Some forms of sexual harassment include:

It may not be necessary for an employer of a small workforce to implement the type of formal complaint process described above. If it puts into place an effective, informal mechanism to prevent and correct harassment, a small employer could still satisfy the first prong of the affirmative defense to a claim of harassment. As the Court recognized in Faragher, an employer of a small workforce might informally exercise sufficient care to prevent harassment.

2. EFFECTIVE DATE: Upon receipt.

Section 703(a)(1) of Title VII, 42 U.S.C. § 2000e-2(a)provides:

It shall be an unlawful employment practice for an employer --

None of the above factors are determinative as to credibility. For example, the fact that there are no eye-witnesses to the alleged harassment by no means necessarily defeats the complainant’s credibility, since harassment often occurs behind closed doors. Furthermore, the fact that the alleged harasser engaged in similar behavior in the past does not necessarily mean that he or she did so again.

3. EFFECTIVE DATE: Upon receipt.

Any person who contravenes such an order is guilty of an offence and liable on conviction to a fine or imprisonment for a period not exceeding five years. The Act provides recourse for victims of harassment and stalking in both domestic non-domestic relationships. It also broadens the categories of harassment to include bullying at schools and cyber-stalking.


Questions to Ask Parties and Witnesses

The following are examples of questions that may be appropriate to ask the parties and potential witnesses. Any actual investigation must be tailored to the particular facts.

Questions to Ask the Complainant:

In some circumstances, it may be difficult for management to reach a determination because of direct contradictions between the parties and a lack of documentary or eye-witness corroboration. In such cases, a credibility assessment may form the basis for a determination, based on factors such as those set forth above.

Questions to Ask the Alleged Harasser:

When detailed fact-finding is necessary, the investigator should interview the complainant, the alleged harasser, and third parties who could reasonably be expected to have relevant information. Information relating to the personal lives of the parties outside the workplace would be relevant only in unusual circumstances. When interviewing the parties and witnesses, the investigator should refrain from offering his or her opinion.

1) Preventive Action - The 'S Guidelinesencourage employers to:

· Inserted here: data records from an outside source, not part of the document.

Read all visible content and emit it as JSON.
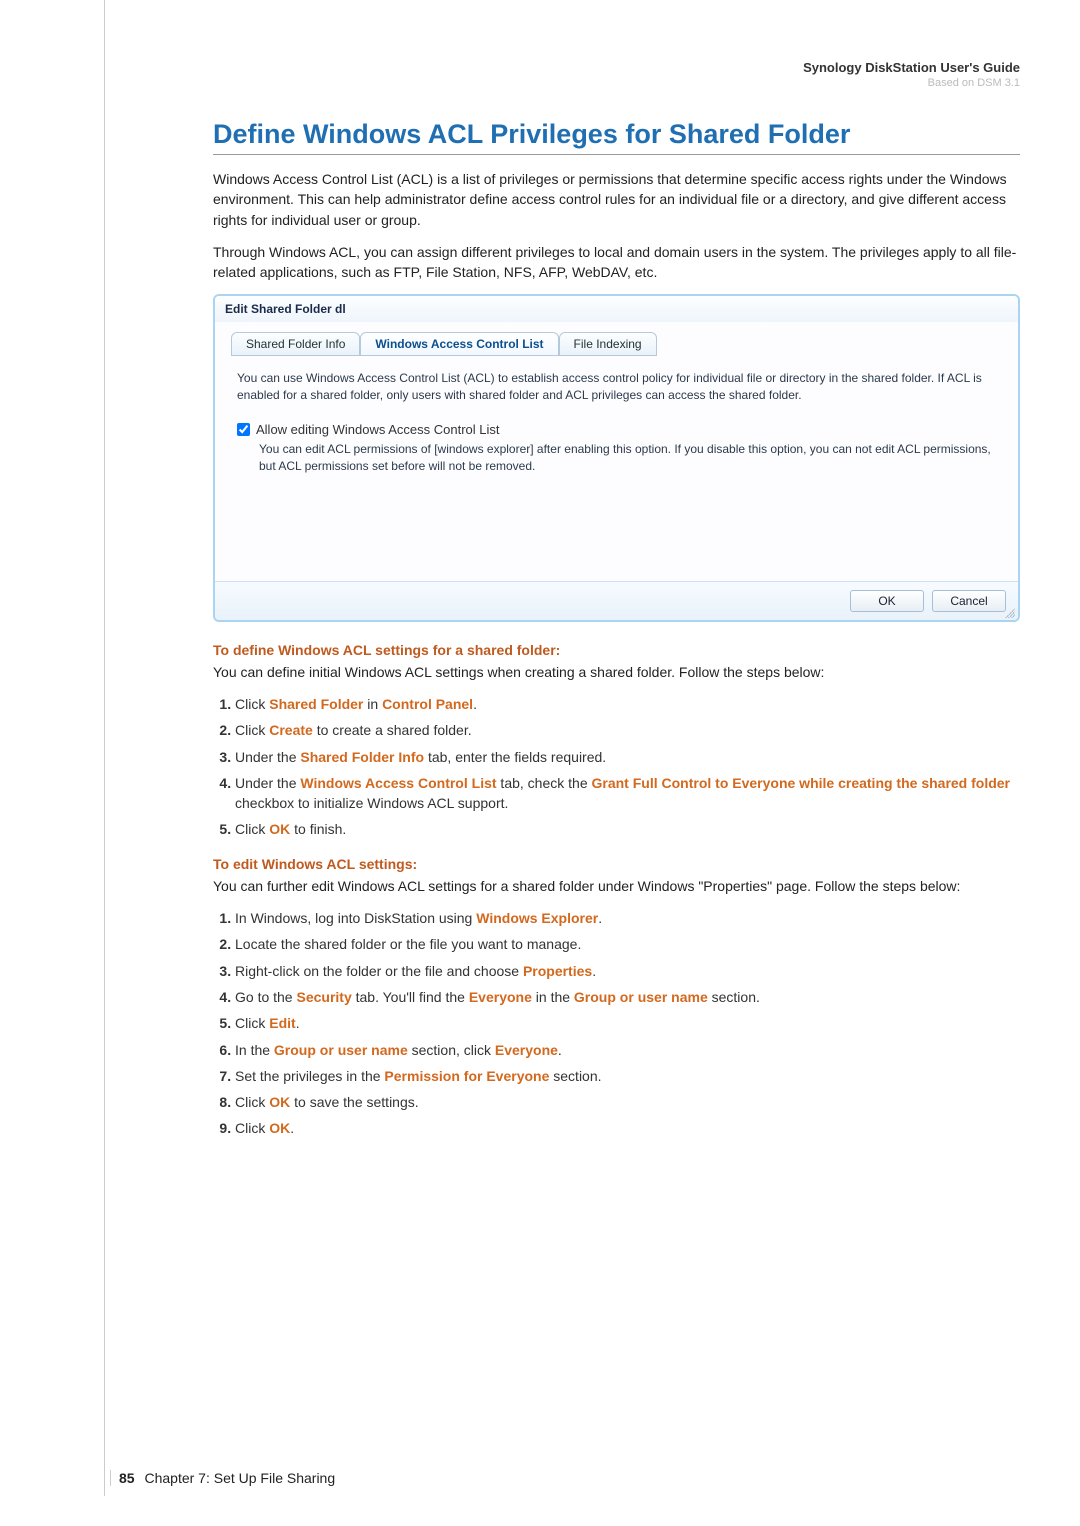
{
  "header": {
    "doc_title": "Synology DiskStation User's Guide",
    "doc_sub": "Based on DSM 3.1"
  },
  "h1": "Define Windows ACL Privileges for Shared Folder",
  "para1": "Windows Access Control List (ACL) is a list of privileges or permissions that determine specific access rights under the Windows environment. This can help administrator define access control rules for an individual file or a directory, and give different access rights for individual user or group.",
  "para2": "Through Windows ACL, you can assign different privileges to local and domain users in the system. The privileges apply to all file-related applications, such as FTP, File Station, NFS, AFP, WebDAV, etc.",
  "dialog": {
    "title": "Edit Shared Folder dl",
    "tabs": [
      "Shared Folder Info",
      "Windows Access Control List",
      "File Indexing"
    ],
    "active_tab": 1,
    "desc": "You can use Windows Access Control List (ACL) to establish access control policy for individual file or directory in the shared folder. If ACL is enabled for a shared folder, only users with shared folder and ACL privileges can access the shared folder.",
    "checkbox_label": "Allow editing Windows Access Control List",
    "checkbox_checked": true,
    "checkbox_note": "You can edit ACL permissions of [windows explorer] after enabling this option. If you disable this option, you can not edit ACL permissions, but ACL permissions set before will not be removed.",
    "btn_ok": "OK",
    "btn_cancel": "Cancel"
  },
  "section_define": {
    "title": "To define Windows ACL settings for a shared folder:",
    "intro": "You can define initial Windows ACL settings when creating a shared folder. Follow the steps below:",
    "steps": [
      {
        "pre": "Click ",
        "a1": "Shared Folder",
        "mid": " in ",
        "a2": "Control Panel",
        "post": "."
      },
      {
        "pre": "Click ",
        "a1": "Create",
        "post": " to create a shared folder."
      },
      {
        "pre": "Under the ",
        "a1": "Shared Folder Info",
        "post": " tab, enter the fields required."
      },
      {
        "pre": "Under the ",
        "a1": "Windows Access Control List",
        "mid": " tab, check the ",
        "a2": "Grant Full Control to Everyone while creating the shared folder",
        "post": " checkbox to initialize Windows ACL support."
      },
      {
        "pre": "Click ",
        "a1": "OK",
        "post": " to finish."
      }
    ]
  },
  "section_edit": {
    "title": "To edit Windows ACL settings:",
    "intro": "You can further edit Windows ACL settings for a shared folder under Windows \"Properties\" page. Follow the steps below:",
    "steps": [
      {
        "pre": "In Windows, log into DiskStation using ",
        "a1": "Windows Explorer",
        "post": "."
      },
      {
        "pre": "Locate the shared folder or the file you want to manage."
      },
      {
        "pre": "Right-click on the folder or the file and choose ",
        "a1": "Properties",
        "post": "."
      },
      {
        "pre": "Go to the ",
        "a1": "Security",
        "mid": " tab. You'll find the ",
        "a2": "Everyone",
        "mid2": " in the ",
        "a3": "Group or user name",
        "post": " section."
      },
      {
        "pre": "Click ",
        "a1": "Edit",
        "post": "."
      },
      {
        "pre": "In the ",
        "a1": "Group or user name",
        "mid": " section, click ",
        "a2": "Everyone",
        "post": "."
      },
      {
        "pre": "Set the privileges in the ",
        "a1": "Permission for Everyone",
        "post": " section."
      },
      {
        "pre": "Click ",
        "a1": "OK",
        "post": " to save the settings."
      },
      {
        "pre": "Click ",
        "a1": "OK",
        "post": "."
      }
    ]
  },
  "footer": {
    "page": "85",
    "chapter": "Chapter 7: Set Up File Sharing"
  }
}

The Act aims to provide a remedy in the form of a protection which would prohibit aperson from harassing another person. If the harasser breaches a protection order he or she commits an offence which is punishable with a fine or a period of imprisonment. It aims to address harassing behavior by means of a court order, in terms of which the harasser is prohibited from continuing with the act of harassment.

The above elements are explained in the following subsections.

What is harassment?
Harassment under the Act includes both direct and indirect conduct that either causes harm or that inspires the person complaining of harassment (“the complainant”) to reasonably believe that harm may be caused. Such conduct includes following, watching, pursuing or accosting of the complainant or someone in a close relationship with the complainant such as a spouse or family member.

Protection Against Retaliation

The Act was promoted because the existing civil law framework and criminal law framework do not provide adequate recourse to victims of harassment who are not in a domestic relationship (the Domestic Violence Act, 1998 (Act 116 of 1998),